↓
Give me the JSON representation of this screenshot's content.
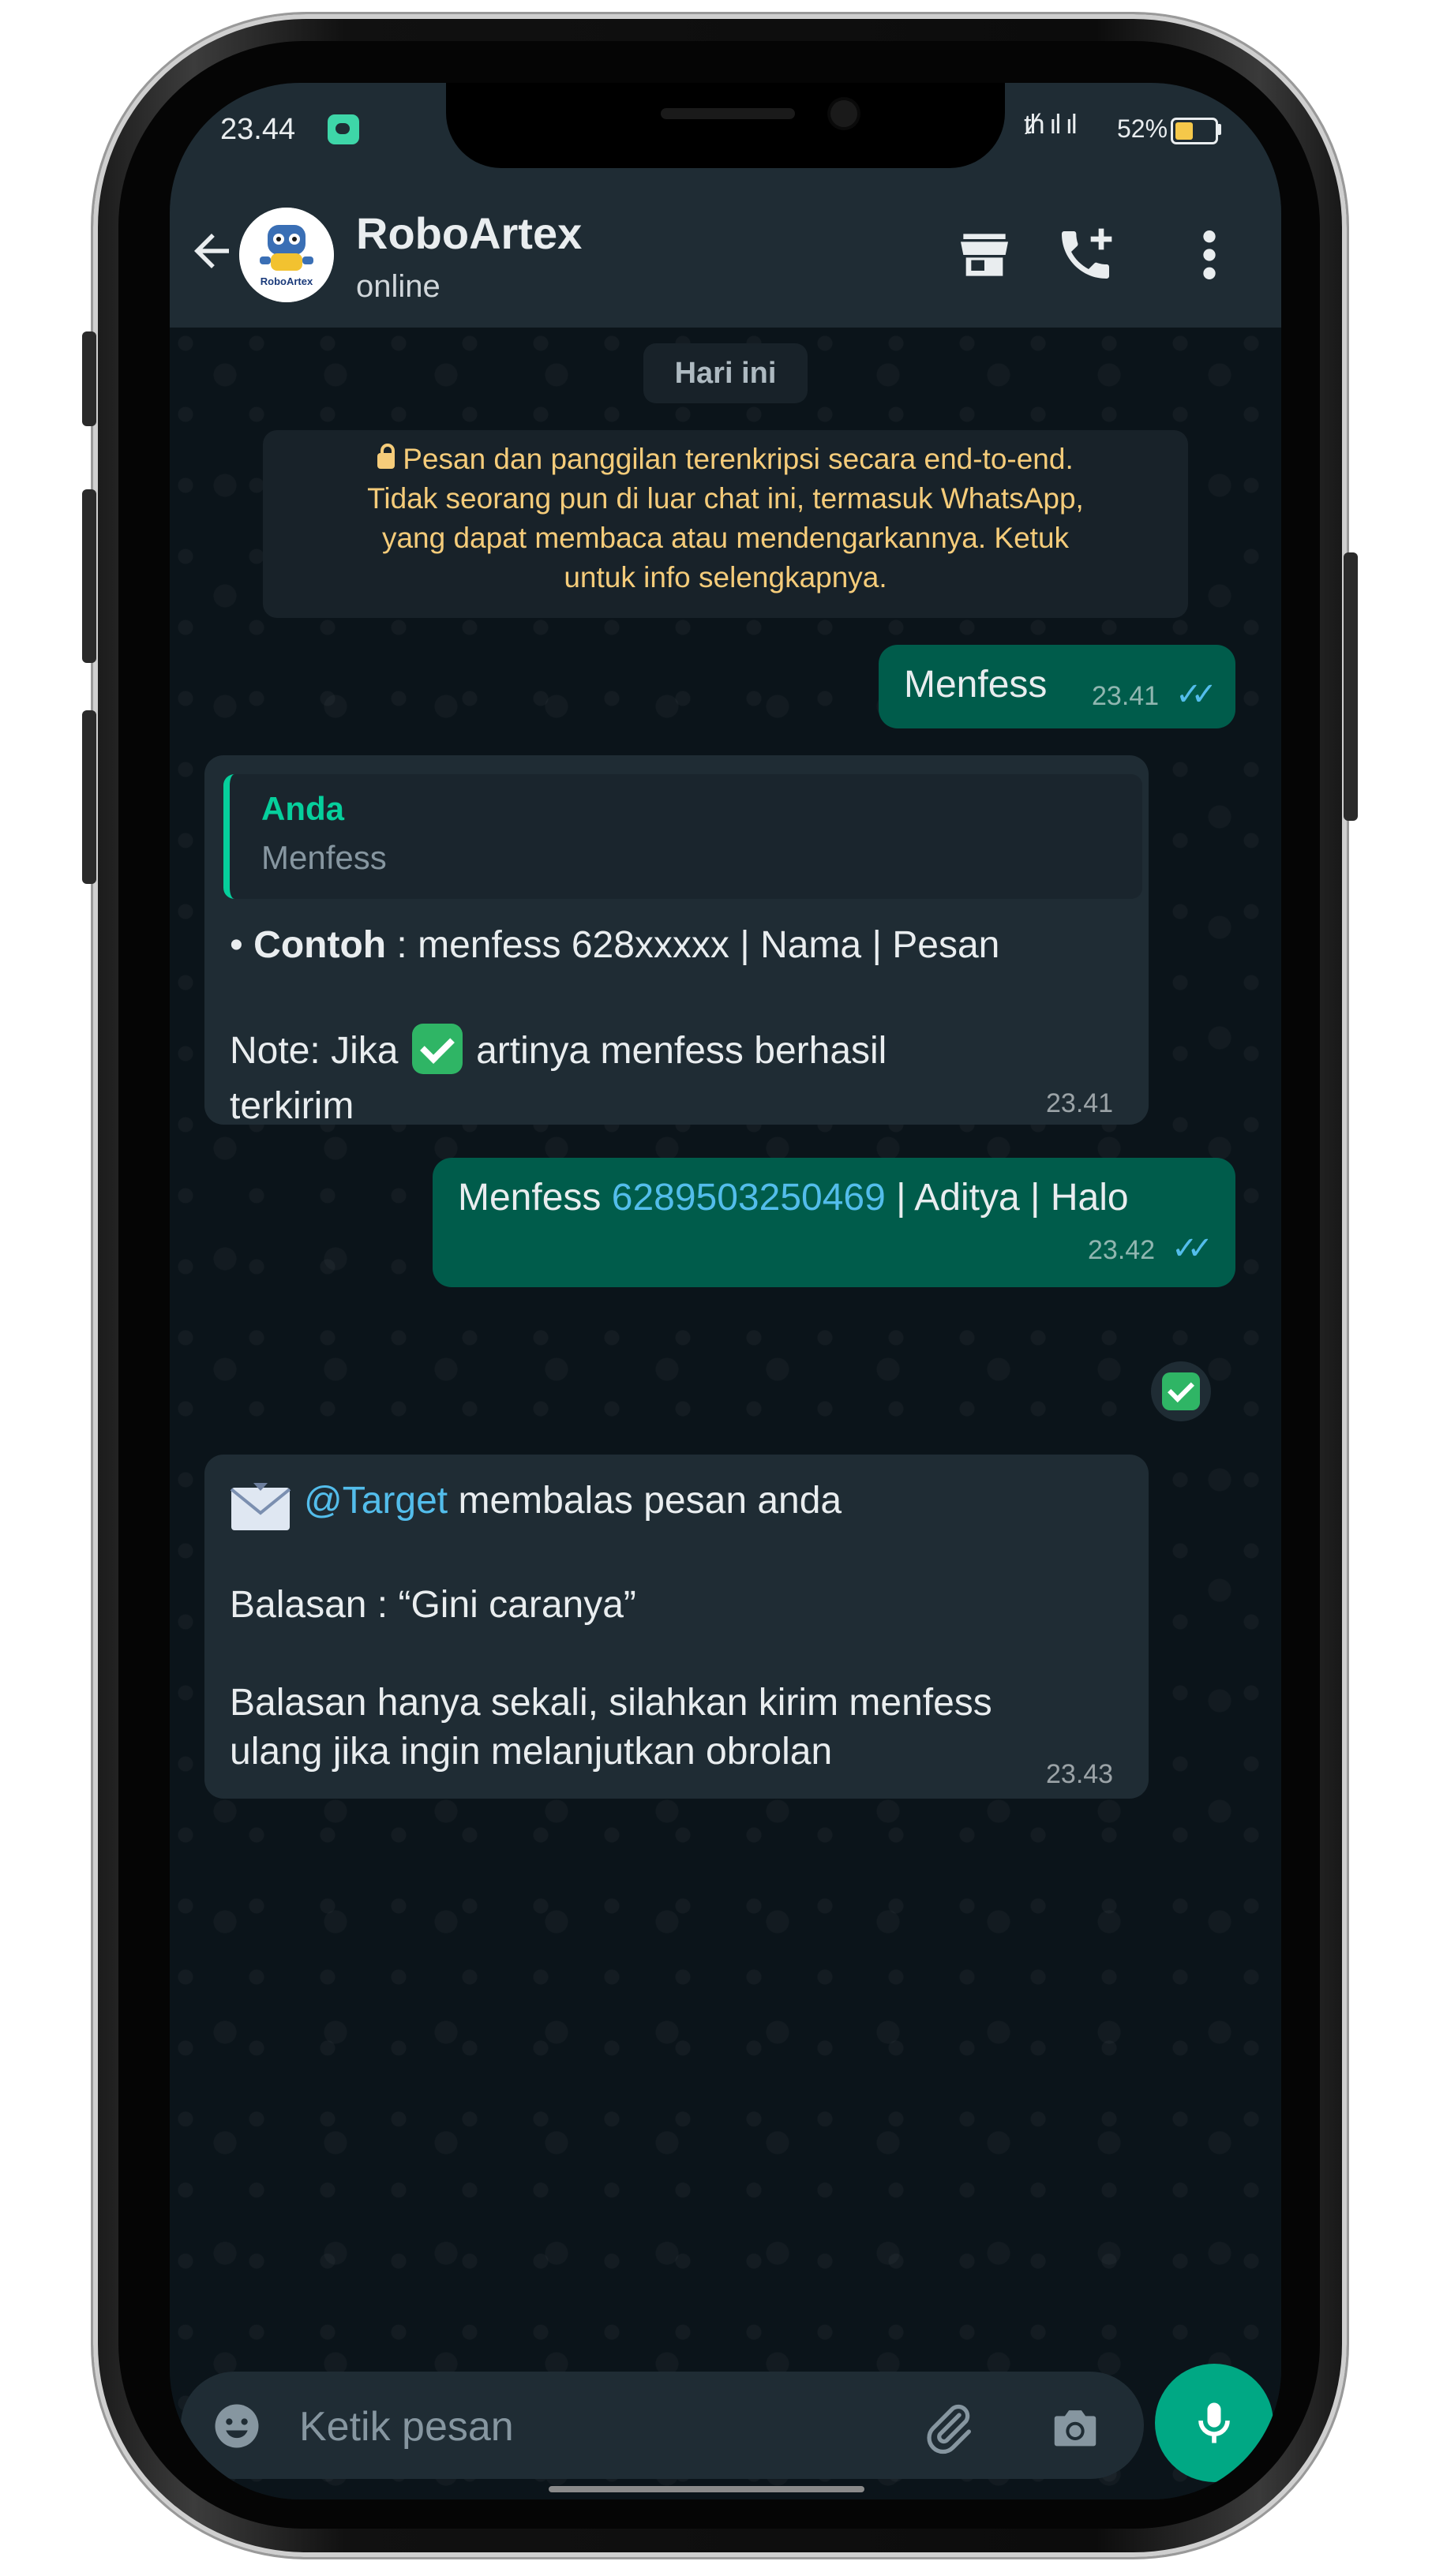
{
  "status_bar": {
    "time": "23.44",
    "signal": "ᵺ ıl ıl",
    "battery": "52%"
  },
  "header": {
    "contact_name": "RoboArtex",
    "status": "online",
    "avatar_label": "RoboArtex"
  },
  "chat": {
    "date_chip": "Hari ini",
    "encryption_notice_lines": [
      "Pesan dan panggilan terenkripsi secara end-to-end.",
      "Tidak seorang pun di luar chat ini, termasuk WhatsApp,",
      "yang dapat membaca atau mendengarkannya. Ketuk",
      "untuk info selengkapnya."
    ],
    "msg1": {
      "text": "Menfess",
      "time": "23.41"
    },
    "msg2": {
      "quote_author": "Anda",
      "quote_text": "Menfess",
      "bullet": "•",
      "example_label": "Contoh",
      "example_text": " : menfess 628xxxxx | Nama | Pesan",
      "note_before": "Note: Jika ",
      "note_after": " artinya menfess berhasil",
      "note_line2": "terkirim",
      "time": "23.41"
    },
    "msg3": {
      "prefix": "Menfess ",
      "phone": "6289503250469",
      "suffix": " | Aditya | Halo",
      "time": "23.42"
    },
    "msg4": {
      "mention": "@Target",
      "line1_rest": " membalas pesan anda",
      "line2": "Balasan : “Gini caranya”",
      "line3": "Balasan hanya sekali, silahkan kirim menfess",
      "line4": "ulang jika ingin melanjutkan obrolan",
      "time": "23.43"
    }
  },
  "input": {
    "placeholder": "Ketik pesan"
  },
  "colors": {
    "background": "#0b141a",
    "header": "#1f2c34",
    "outgoing_bubble": "#005c4b",
    "incoming_bubble": "#1f2c34",
    "accent": "#00a884",
    "read_ticks": "#53bdeb",
    "notice_text": "#f5cc7a"
  },
  "icons": [
    "back-arrow-icon",
    "store-icon",
    "call-add-icon",
    "more-vert-icon",
    "emoji-icon",
    "attach-icon",
    "camera-icon",
    "mic-icon",
    "lock-icon",
    "envelope-icon",
    "check-mark-icon"
  ]
}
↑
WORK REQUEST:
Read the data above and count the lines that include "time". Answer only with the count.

RESPONSE AREA:
5